"The orbiter's payload has a Dual-Frequency Radio Science Experiment (DFRS) which is unique. It operates in the L-band and the S-band. Previous missions including Chandrayaan 1 had only a single band. Chandrayaan 2's orbiter will provide better resolution images as it has a higher resolution camera," said Sivan.
During the interview, he had declared the mission close to 100% successful. He stated that Chandrayaan 2 had two aims - science and technology demonstration. Talking about the science part, he said that the Orbiter has achieved the science part. He shared that the Orbiter will share new data about the moon.
"Through Chandrayaan 2 we achieved - science and technology demonstration. The science is mainly achieved by Orbiter and the technology demonstration was for the Lander and rover. The data will provide us new science. The orbiter has already completed the science part of the mission," he said.
Talking about the technology part which was demonstrated by the Lander, he explained the four phases of Vikram's landing. Sivan added that while the first three phases were executed as planned, he said that the final phase was not executed properly. Highlighting that Vikram went from 30 km to 2 km towards the lunar surface, he said that even the technology demonstration was 90-95% successful. Hence, he concluded Chandrayaan 2 was very close to 100% success.
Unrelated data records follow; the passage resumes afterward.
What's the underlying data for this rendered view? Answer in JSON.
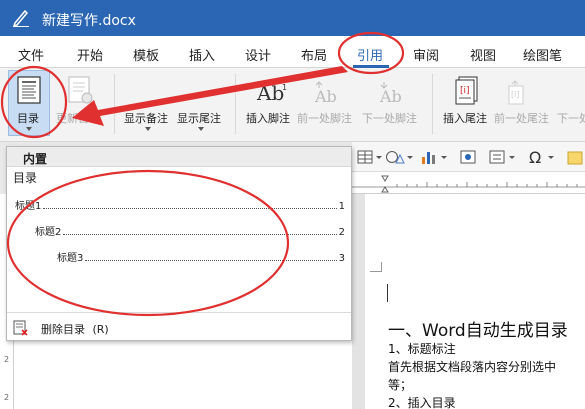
{
  "window": {
    "title": "新建写作.docx"
  },
  "tabs": [
    {
      "label": "文件",
      "active": false
    },
    {
      "label": "开始",
      "active": false
    },
    {
      "label": "模板",
      "active": false
    },
    {
      "label": "插入",
      "active": false
    },
    {
      "label": "设计",
      "active": false
    },
    {
      "label": "布局",
      "active": false
    },
    {
      "label": "引用",
      "active": true
    },
    {
      "label": "审阅",
      "active": false
    },
    {
      "label": "视图",
      "active": false
    },
    {
      "label": "绘图笔",
      "active": false
    }
  ],
  "ribbon": {
    "toc_label": "目录",
    "update_toc_label": "更新目录",
    "show_notes_label": "显示备注",
    "show_endnotes_label": "显示尾注",
    "insert_footnote_label": "插入脚注",
    "prev_footnote_label": "前一处脚注",
    "next_footnote_label": "下一处脚注",
    "insert_endnote_label": "插入尾注",
    "prev_endnote_label": "前一处尾注",
    "next_endnote_label": "下一处"
  },
  "dropdown": {
    "section_header": "内置",
    "toc_title": "目录",
    "entries": [
      {
        "label": "标题1",
        "page": "1"
      },
      {
        "label": "标题2",
        "page": "2"
      },
      {
        "label": "标题3",
        "page": "3"
      }
    ],
    "delete_label": "删除目录",
    "delete_shortcut": "(R)"
  },
  "document": {
    "heading": "一、Word自动生成目录",
    "line1": "1、标题标注",
    "line2": "首先根据文档段落内容分别选中",
    "line3": "等；",
    "line4": "2、插入目录"
  },
  "colors": {
    "title_bar": "#2b66b4",
    "annotation_red": "#e03030",
    "accent": "#2b66b4"
  }
}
Earlier on Saturday morning at 1:50 AM when Vikram was scheduled to land, ISRO's Deep Space Antenna lost communication with Chandrayaan-2's lander- Vikram as it descended towards the lunar surface. The lander had descended from 30 km to 2km smoothly. During the final smooth braking stage, it had lost communication with Mission Control. Vikram was aimed at soft-landing on the moon, making India the fourth country to do so.